Cure Sanfilippo Foundation Partners with Perlara to Identify, Develop New Treatments

Vijaya Iyer, PhD avatar

by Vijaya Iyer, PhD |

Share this article:

Share article via email
Sanfilippo type B, tralesinidase alfa

Perlara and the Cure Sanfilippo Foundation are collaborating on an initative called Sanfilippo PerlQuests to identify new disease targets and develop treatments for patients with Sanfilippo syndrome.

“We’re excited for the opportunity to work with the Cure Sanfilippo Foundation and CSF families and researchers,” Ethan Perlstein, PhD, the founder and CEO of Perlara, said in a press release.

Sanfilippo syndrome, or mucopolysaccharidosis type III (MPS III), is a progressive, neurodegenerative condition that affects children and is caused by genetic mutations that result in the deficiency of specific enzymes, leading to the accumulation of a toxic sugar molecule in the brain called heparan sulfate.

There are four types of Sanfilippo syndrome — A, B, C, and D, each corresponding to the deficiency of a specific enzyme.

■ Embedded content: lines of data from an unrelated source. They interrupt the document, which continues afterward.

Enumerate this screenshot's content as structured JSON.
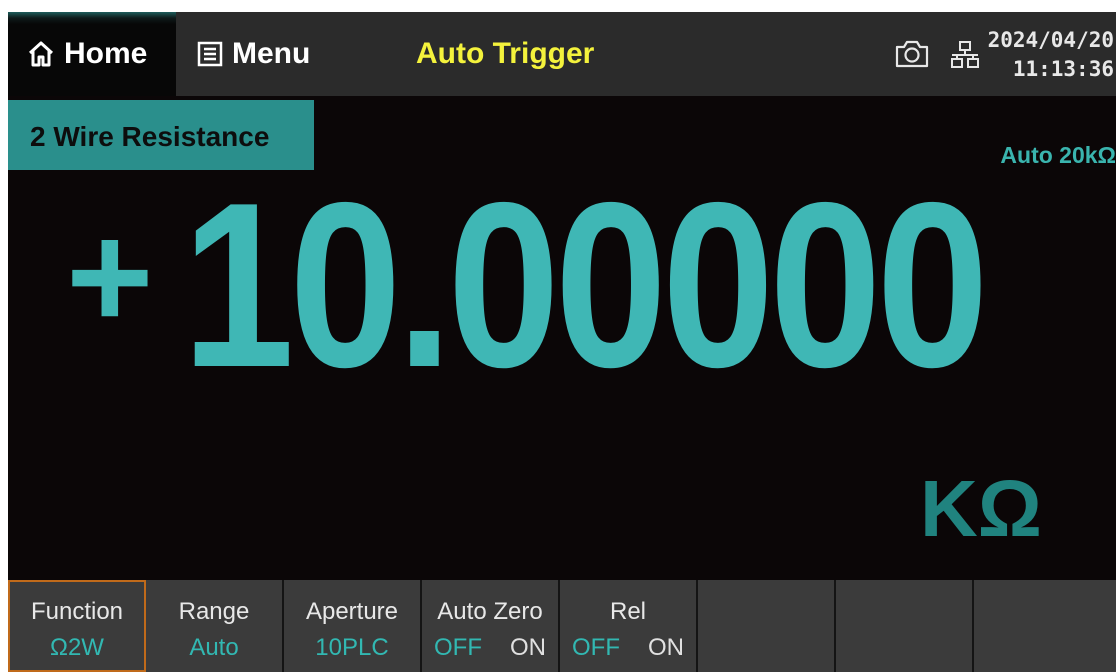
{
  "topbar": {
    "home_label": "Home",
    "menu_label": "Menu",
    "trigger_mode": "Auto Trigger",
    "date": "2024/04/20",
    "time": "11:13:36"
  },
  "measurement": {
    "function_name": "2 Wire Resistance",
    "range_indicator": "Auto 20kΩ",
    "sign": "+",
    "value": "10.00000",
    "unit": "KΩ"
  },
  "softkeys": {
    "function": {
      "label": "Function",
      "value": "Ω2W"
    },
    "range": {
      "label": "Range",
      "value": "Auto"
    },
    "aperture": {
      "label": "Aperture",
      "value": "10PLC"
    },
    "auto_zero": {
      "label": "Auto Zero",
      "off": "OFF",
      "on": "ON",
      "selected": "OFF"
    },
    "rel": {
      "label": "Rel",
      "off": "OFF",
      "on": "ON",
      "selected": "OFF"
    }
  },
  "icons": {
    "home": "home-icon",
    "menu": "menu-list-icon",
    "screenshot": "camera-icon",
    "network": "network-icon"
  },
  "colors": {
    "accent": "#3fb7b5",
    "trigger": "#f4f23c",
    "active_softkey_border": "#c06a1a",
    "function_label_bg": "#2a8f8c"
  }
}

Sanfilippo types A and B are the most common sub-types.

PerlQuest is Perlara’s drug discovery journey that starts with developing disease models that can be used to test the therapeutic potential of treatment candidates.

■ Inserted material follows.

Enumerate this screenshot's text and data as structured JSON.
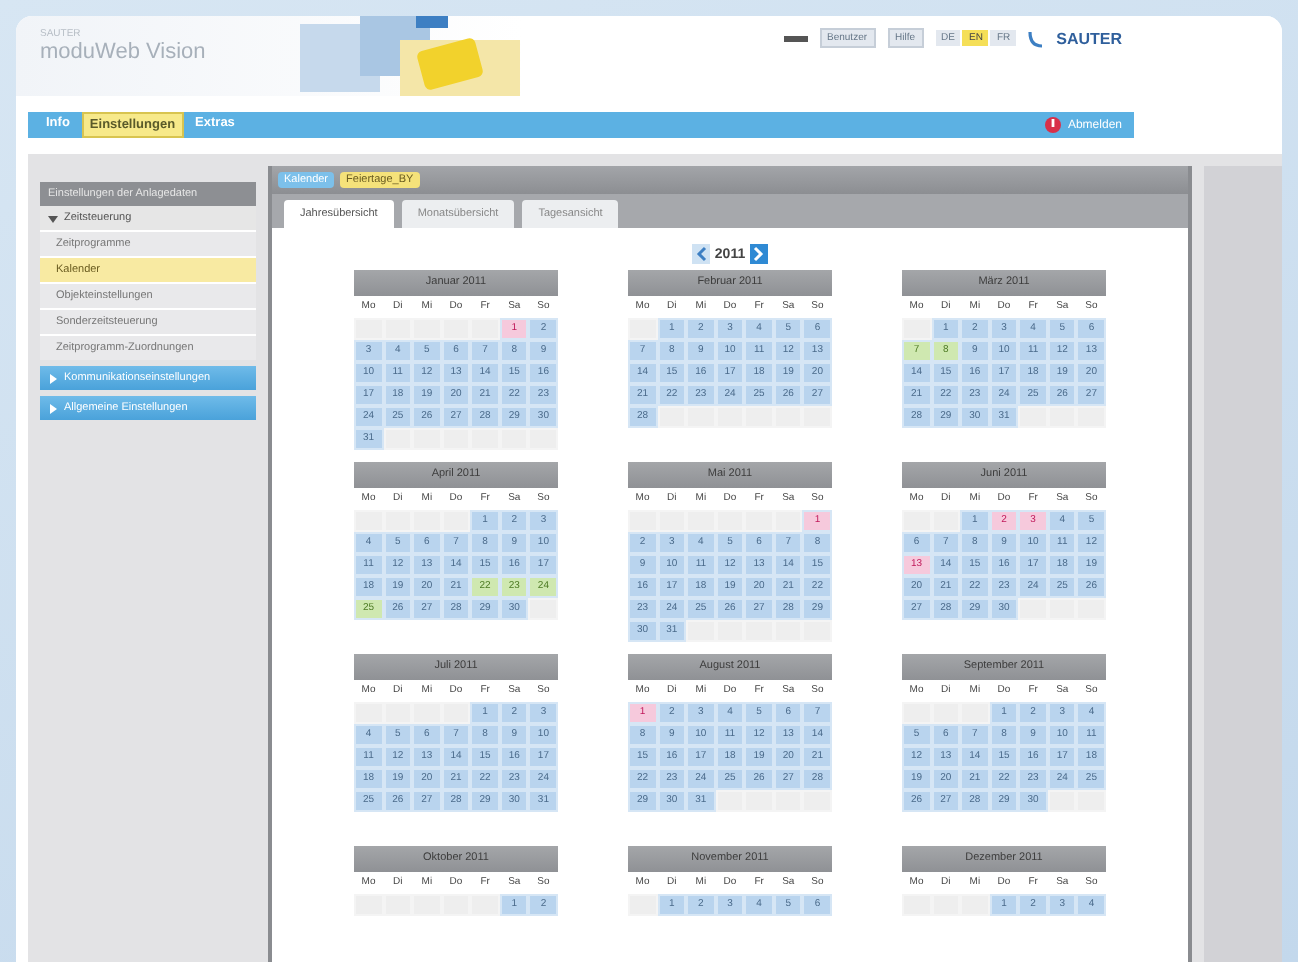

In the first stage of this collaboration, Perlara’s researchers will engineer roundworms (nematodes) and flies to carry the specific mutations for MPS IIIA and MPS IIIB, and select the ones that exhibit disease-specific symptoms.

Nematodes and fly genomes can be closely linked to the human genome, and often serve as model systems. These organisms will then be used to test the effectiveness of experimental agents in the following stages of Sanfilippo PerlQuest.

“We look forward to screening MPS IIIA and MPS IIIB worm and fly patient avatars in order to identify clinically actionable small molecules within the next 12 months,” Perlstein said.

Perlara’s drug discovery platform aims to repurpose existing drugs that are approved for other conditions, and treatment candidates that are generally recognized as safe (GRAS) compounds.

Sanfilippo PerlQuest will screen for such compounds in an extensive database called the MicroSource Spectrum Collection to accelerate the identification of viable candidates for Sanfilippo syndrome treatment.

“These repurposing efforts will build the foundation for drug discovery of novel chemical matter and new drug targets for Sanfilippo and related neurodegenerative diseases,” Perlstein added.

Cure Sanfilippo Foundation appreciated the approach of Perlara’s drug discovery platform, called PerlArk, to identify a viable treatment candidate as part of Sanfilippo PerlQuest that could potentially help Sanfilippo patients.

“The opportunity to speed the time from drug discovery to patient access through Perlara’s screening platform is something we are thrilled to support,” said Cara O’Neill, MD, the chief scientific officer of Cure Sanfilippo Foundation.

“We are hopeful that our PerlQuests will bring us ever closer to help for patients with Sanfilippo syndrome,” she added.

The progress of this collaboration can be followed here. In addition to Sanfilippo syndrome types A and B, there are ongoing PerQuests for other rare conditions, such as Niemann-Pick Type A.